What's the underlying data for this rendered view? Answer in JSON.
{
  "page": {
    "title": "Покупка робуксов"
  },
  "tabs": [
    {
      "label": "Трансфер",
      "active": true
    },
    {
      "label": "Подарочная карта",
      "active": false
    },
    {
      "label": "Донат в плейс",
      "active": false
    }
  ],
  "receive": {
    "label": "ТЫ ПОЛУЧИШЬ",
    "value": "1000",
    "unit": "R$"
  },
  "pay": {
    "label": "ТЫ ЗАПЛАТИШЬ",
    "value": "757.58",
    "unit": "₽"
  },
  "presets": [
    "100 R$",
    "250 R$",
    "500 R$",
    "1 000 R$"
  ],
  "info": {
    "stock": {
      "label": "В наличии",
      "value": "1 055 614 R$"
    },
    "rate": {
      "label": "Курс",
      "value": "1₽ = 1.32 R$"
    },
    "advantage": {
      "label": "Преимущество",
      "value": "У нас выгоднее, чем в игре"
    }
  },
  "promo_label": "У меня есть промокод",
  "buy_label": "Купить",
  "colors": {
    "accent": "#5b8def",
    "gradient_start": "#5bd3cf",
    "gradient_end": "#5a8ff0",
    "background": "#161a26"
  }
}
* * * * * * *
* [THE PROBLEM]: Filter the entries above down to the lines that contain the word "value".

* [RESPONSE FOR THIS EXERCISE]:
    "value": "1000",
    "value": "757.58",
      "value": "1 055 614 R$"
      "value": "1₽ = 1.32 R$"
      "value": "У нас выгоднее, чем в игре"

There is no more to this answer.